(Beginning of Supplied information)

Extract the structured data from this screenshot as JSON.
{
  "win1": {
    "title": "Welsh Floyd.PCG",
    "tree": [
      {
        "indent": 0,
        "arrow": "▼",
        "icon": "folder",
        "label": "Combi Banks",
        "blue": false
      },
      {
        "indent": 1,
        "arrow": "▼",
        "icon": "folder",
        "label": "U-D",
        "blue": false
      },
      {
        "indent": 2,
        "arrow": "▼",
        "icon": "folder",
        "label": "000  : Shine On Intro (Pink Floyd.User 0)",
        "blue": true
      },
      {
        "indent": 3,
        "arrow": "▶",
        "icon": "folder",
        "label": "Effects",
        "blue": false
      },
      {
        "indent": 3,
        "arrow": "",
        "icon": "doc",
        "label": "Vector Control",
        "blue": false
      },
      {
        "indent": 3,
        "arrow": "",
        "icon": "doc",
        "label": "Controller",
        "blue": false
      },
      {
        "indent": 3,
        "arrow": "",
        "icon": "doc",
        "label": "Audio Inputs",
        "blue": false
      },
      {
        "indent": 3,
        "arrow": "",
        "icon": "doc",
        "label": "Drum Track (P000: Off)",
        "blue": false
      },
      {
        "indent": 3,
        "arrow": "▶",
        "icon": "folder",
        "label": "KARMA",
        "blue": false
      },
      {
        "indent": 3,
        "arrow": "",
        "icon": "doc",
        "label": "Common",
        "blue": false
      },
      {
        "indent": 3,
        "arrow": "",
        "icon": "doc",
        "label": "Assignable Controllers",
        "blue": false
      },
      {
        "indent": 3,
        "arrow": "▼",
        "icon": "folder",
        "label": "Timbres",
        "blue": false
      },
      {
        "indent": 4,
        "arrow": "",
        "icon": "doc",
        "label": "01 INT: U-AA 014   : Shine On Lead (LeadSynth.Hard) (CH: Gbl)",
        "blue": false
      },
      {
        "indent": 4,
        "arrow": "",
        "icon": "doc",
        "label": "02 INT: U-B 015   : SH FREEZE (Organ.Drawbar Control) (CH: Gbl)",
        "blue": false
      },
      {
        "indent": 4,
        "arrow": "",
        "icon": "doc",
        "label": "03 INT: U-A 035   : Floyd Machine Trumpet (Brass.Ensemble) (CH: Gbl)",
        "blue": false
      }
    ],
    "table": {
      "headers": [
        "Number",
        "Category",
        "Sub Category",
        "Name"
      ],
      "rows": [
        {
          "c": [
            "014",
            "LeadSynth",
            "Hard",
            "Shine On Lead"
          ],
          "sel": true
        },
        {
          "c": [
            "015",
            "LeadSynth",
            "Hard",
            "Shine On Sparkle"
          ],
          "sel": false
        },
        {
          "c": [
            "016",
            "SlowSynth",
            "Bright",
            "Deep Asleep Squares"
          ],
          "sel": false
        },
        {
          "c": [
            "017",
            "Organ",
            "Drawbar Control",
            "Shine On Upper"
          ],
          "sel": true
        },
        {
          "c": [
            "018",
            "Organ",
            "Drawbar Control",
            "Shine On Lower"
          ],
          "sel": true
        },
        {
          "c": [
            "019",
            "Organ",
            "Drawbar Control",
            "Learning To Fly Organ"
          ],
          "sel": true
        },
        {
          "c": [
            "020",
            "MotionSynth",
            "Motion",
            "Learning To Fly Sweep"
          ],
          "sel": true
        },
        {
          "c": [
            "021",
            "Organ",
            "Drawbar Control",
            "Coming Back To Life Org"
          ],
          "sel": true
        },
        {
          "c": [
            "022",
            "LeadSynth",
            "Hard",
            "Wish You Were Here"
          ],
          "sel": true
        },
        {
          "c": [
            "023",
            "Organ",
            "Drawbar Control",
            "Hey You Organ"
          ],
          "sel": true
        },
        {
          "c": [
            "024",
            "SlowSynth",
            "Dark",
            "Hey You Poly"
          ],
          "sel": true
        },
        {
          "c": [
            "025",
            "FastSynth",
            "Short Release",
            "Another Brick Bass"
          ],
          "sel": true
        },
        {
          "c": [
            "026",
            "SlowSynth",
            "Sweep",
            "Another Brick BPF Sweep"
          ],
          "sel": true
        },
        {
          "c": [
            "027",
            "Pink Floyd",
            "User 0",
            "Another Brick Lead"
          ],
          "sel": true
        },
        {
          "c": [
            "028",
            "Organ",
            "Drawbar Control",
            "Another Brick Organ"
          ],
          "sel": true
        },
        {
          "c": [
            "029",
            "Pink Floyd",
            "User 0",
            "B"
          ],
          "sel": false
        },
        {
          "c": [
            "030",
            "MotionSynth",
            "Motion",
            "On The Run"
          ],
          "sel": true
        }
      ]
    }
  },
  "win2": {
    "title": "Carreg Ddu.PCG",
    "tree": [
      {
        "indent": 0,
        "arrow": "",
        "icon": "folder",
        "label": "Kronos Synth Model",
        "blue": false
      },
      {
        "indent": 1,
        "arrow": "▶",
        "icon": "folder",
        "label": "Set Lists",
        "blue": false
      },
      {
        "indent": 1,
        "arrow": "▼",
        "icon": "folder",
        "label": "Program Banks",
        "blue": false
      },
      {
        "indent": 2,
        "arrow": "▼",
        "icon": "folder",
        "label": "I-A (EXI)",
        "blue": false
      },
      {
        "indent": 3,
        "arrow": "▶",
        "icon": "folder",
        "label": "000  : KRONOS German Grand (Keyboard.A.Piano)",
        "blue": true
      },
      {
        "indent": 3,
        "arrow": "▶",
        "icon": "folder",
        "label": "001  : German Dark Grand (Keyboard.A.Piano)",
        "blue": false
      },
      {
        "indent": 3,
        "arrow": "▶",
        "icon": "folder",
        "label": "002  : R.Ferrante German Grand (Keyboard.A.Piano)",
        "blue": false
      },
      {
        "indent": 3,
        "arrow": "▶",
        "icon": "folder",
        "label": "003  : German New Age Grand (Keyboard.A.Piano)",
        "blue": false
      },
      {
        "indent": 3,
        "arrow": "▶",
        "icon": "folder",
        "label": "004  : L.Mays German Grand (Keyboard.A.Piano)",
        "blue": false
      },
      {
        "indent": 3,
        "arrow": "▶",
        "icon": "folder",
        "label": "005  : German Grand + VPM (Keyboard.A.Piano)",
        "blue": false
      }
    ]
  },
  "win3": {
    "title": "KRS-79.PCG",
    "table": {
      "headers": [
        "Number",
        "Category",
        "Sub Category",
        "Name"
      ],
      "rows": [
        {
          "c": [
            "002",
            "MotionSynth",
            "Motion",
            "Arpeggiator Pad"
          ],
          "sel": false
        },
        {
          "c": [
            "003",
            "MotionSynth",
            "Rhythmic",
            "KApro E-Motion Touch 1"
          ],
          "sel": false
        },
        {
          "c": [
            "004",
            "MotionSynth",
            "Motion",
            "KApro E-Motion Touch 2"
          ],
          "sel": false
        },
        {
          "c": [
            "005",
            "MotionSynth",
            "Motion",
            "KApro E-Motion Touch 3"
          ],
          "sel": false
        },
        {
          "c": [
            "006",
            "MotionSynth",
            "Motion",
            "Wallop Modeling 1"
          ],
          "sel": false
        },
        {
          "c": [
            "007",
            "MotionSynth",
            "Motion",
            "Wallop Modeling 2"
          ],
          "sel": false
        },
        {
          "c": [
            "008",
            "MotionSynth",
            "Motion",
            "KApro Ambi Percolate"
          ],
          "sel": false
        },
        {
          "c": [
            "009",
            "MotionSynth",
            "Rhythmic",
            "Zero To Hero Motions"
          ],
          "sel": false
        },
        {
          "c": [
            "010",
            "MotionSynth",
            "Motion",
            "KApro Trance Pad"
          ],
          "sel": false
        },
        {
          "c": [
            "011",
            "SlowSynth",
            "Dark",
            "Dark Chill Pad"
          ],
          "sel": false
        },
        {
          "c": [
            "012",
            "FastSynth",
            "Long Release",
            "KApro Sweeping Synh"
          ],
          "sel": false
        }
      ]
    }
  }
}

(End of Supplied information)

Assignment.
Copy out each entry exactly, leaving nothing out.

Exercise solution.
Extract the structured data from this screenshot as JSON.
{
  "win1": {
    "title": "Welsh Floyd.PCG",
    "tree": [
      {
        "indent": 0,
        "arrow": "▼",
        "icon": "folder",
        "label": "Combi Banks",
        "blue": false
      },
      {
        "indent": 1,
        "arrow": "▼",
        "icon": "folder",
        "label": "U-D",
        "blue": false
      },
      {
        "indent": 2,
        "arrow": "▼",
        "icon": "folder",
        "label": "000  : Shine On Intro (Pink Floyd.User 0)",
        "blue": true
      },
      {
        "indent": 3,
        "arrow": "▶",
        "icon": "folder",
        "label": "Effects",
        "blue": false
      },
      {
        "indent": 3,
        "arrow": "",
        "icon": "doc",
        "label": "Vector Control",
        "blue": false
      },
      {
        "indent": 3,
        "arrow": "",
        "icon": "doc",
        "label": "Controller",
        "blue": false
      },
      {
        "indent": 3,
        "arrow": "",
        "icon": "doc",
        "label": "Audio Inputs",
        "blue": false
      },
      {
        "indent": 3,
        "arrow": "",
        "icon": "doc",
        "label": "Drum Track (P000: Off)",
        "blue": false
      },
      {
        "indent": 3,
        "arrow": "▶",
        "icon": "folder",
        "label": "KARMA",
        "blue": false
      },
      {
        "indent": 3,
        "arrow": "",
        "icon": "doc",
        "label": "Common",
        "blue": false
      },
      {
        "indent": 3,
        "arrow": "",
        "icon": "doc",
        "label": "Assignable Controllers",
        "blue": false
      },
      {
        "indent": 3,
        "arrow": "▼",
        "icon": "folder",
        "label": "Timbres",
        "blue": false
      },
      {
        "indent": 4,
        "arrow": "",
        "icon": "doc",
        "label": "01 INT: U-AA 014   : Shine On Lead (LeadSynth.Hard) (CH: Gbl)",
        "blue": false
      },
      {
        "indent": 4,
        "arrow": "",
        "icon": "doc",
        "label": "02 INT: U-B 015   : SH FREEZE (Organ.Drawbar Control) (CH: Gbl)",
        "blue": false
      },
      {
        "indent": 4,
        "arrow": "",
        "icon": "doc",
        "label": "03 INT: U-A 035   : Floyd Machine Trumpet (Brass.Ensemble) (CH: Gbl)",
        "blue": false
      }
    ],
    "table": {
      "headers": [
        "Number",
        "Category",
        "Sub Category",
        "Name"
      ],
      "rows": [
        {
          "c": [
            "014",
            "LeadSynth",
            "Hard",
            "Shine On Lead"
          ],
          "sel": true
        },
        {
          "c": [
            "015",
            "LeadSynth",
            "Hard",
            "Shine On Sparkle"
          ],
          "sel": false
        },
        {
          "c": [
            "016",
            "SlowSynth",
            "Bright",
            "Deep Asleep Squares"
          ],
          "sel": false
        },
        {
          "c": [
            "017",
            "Organ",
            "Drawbar Control",
            "Shine On Upper"
          ],
          "sel": true
        },
        {
          "c": [
            "018",
            "Organ",
            "Drawbar Control",
            "Shine On Lower"
          ],
          "sel": true
        },
        {
          "c": [
            "019",
            "Organ",
            "Drawbar Control",
            "Learning To Fly Organ"
          ],
          "sel": true
        },
        {
          "c": [
            "020",
            "MotionSynth",
            "Motion",
            "Learning To Fly Sweep"
          ],
          "sel": true
        },
        {
          "c": [
            "021",
            "Organ",
            "Drawbar Control",
            "Coming Back To Life Org"
          ],
          "sel": true
        },
        {
          "c": [
            "022",
            "LeadSynth",
            "Hard",
            "Wish You Were Here"
          ],
          "sel": true
        },
        {
          "c": [
            "023",
            "Organ",
            "Drawbar Control",
            "Hey You Organ"
          ],
          "sel": true
        },
        {
          "c": [
            "024",
            "SlowSynth",
            "Dark",
            "Hey You Poly"
          ],
          "sel": true
        },
        {
          "c": [
            "025",
            "FastSynth",
            "Short Release",
            "Another Brick Bass"
          ],
          "sel": true
        },
        {
          "c": [
            "026",
            "SlowSynth",
            "Sweep",
            "Another Brick BPF Sweep"
          ],
          "sel": true
        },
        {
          "c": [
            "027",
            "Pink Floyd",
            "User 0",
            "Another Brick Lead"
          ],
          "sel": true
        },
        {
          "c": [
            "028",
            "Organ",
            "Drawbar Control",
            "Another Brick Organ"
          ],
          "sel": true
        },
        {
          "c": [
            "029",
            "Pink Floyd",
            "User 0",
            "B"
          ],
          "sel": false
        },
        {
          "c": [
            "030",
            "MotionSynth",
            "Motion",
            "On The Run"
          ],
          "sel": true
        }
      ]
    }
  },
  "win2": {
    "title": "Carreg Ddu.PCG",
    "tree": [
      {
        "indent": 0,
        "arrow": "",
        "icon": "folder",
        "label": "Kronos Synth Model",
        "blue": false
      },
      {
        "indent": 1,
        "arrow": "▶",
        "icon": "folder",
        "label": "Set Lists",
        "blue": false
      },
      {
        "indent": 1,
        "arrow": "▼",
        "icon": "folder",
        "label": "Program Banks",
        "blue": false
      },
      {
        "indent": 2,
        "arrow": "▼",
        "icon": "folder",
        "label": "I-A (EXI)",
        "blue": false
      },
      {
        "indent": 3,
        "arrow": "▶",
        "icon": "folder",
        "label": "000  : KRONOS German Grand (Keyboard.A.Piano)",
        "blue": true
      },
      {
        "indent": 3,
        "arrow": "▶",
        "icon": "folder",
        "label": "001  : German Dark Grand (Keyboard.A.Piano)",
        "blue": false
      },
      {
        "indent": 3,
        "arrow": "▶",
        "icon": "folder",
        "label": "002  : R.Ferrante German Grand (Keyboard.A.Piano)",
        "blue": false
      },
      {
        "indent": 3,
        "arrow": "▶",
        "icon": "folder",
        "label": "003  : German New Age Grand (Keyboard.A.Piano)",
        "blue": false
      },
      {
        "indent": 3,
        "arrow": "▶",
        "icon": "folder",
        "label": "004  : L.Mays German Grand (Keyboard.A.Piano)",
        "blue": false
      },
      {
        "indent": 3,
        "arrow": "▶",
        "icon": "folder",
        "label": "005  : German Grand + VPM (Keyboard.A.Piano)",
        "blue": false
      }
    ]
  },
  "win3": {
    "title": "KRS-79.PCG",
    "table": {
      "headers": [
        "Number",
        "Category",
        "Sub Category",
        "Name"
      ],
      "rows": [
        {
          "c": [
            "002",
            "MotionSynth",
            "Motion",
            "Arpeggiator Pad"
          ],
          "sel": false
        },
        {
          "c": [
            "003",
            "MotionSynth",
            "Rhythmic",
            "KApro E-Motion Touch 1"
          ],
          "sel": false
        },
        {
          "c": [
            "004",
            "MotionSynth",
            "Motion",
            "KApro E-Motion Touch 2"
          ],
          "sel": false
        },
        {
          "c": [
            "005",
            "MotionSynth",
            "Motion",
            "KApro E-Motion Touch 3"
          ],
          "sel": false
        },
        {
          "c": [
            "006",
            "MotionSynth",
            "Motion",
            "Wallop Modeling 1"
          ],
          "sel": false
        },
        {
          "c": [
            "007",
            "MotionSynth",
            "Motion",
            "Wallop Modeling 2"
          ],
          "sel": false
        },
        {
          "c": [
            "008",
            "MotionSynth",
            "Motion",
            "KApro Ambi Percolate"
          ],
          "sel": false
        },
        {
          "c": [
            "009",
            "MotionSynth",
            "Rhythmic",
            "Zero To Hero Motions"
          ],
          "sel": false
        },
        {
          "c": [
            "010",
            "MotionSynth",
            "Motion",
            "KApro Trance Pad"
          ],
          "sel": false
        },
        {
          "c": [
            "011",
            "SlowSynth",
            "Dark",
            "Dark Chill Pad"
          ],
          "sel": false
        },
        {
          "c": [
            "012",
            "FastSynth",
            "Long Release",
            "KApro Sweeping Synh"
          ],
          "sel": false
        }
      ]
    }
  }
}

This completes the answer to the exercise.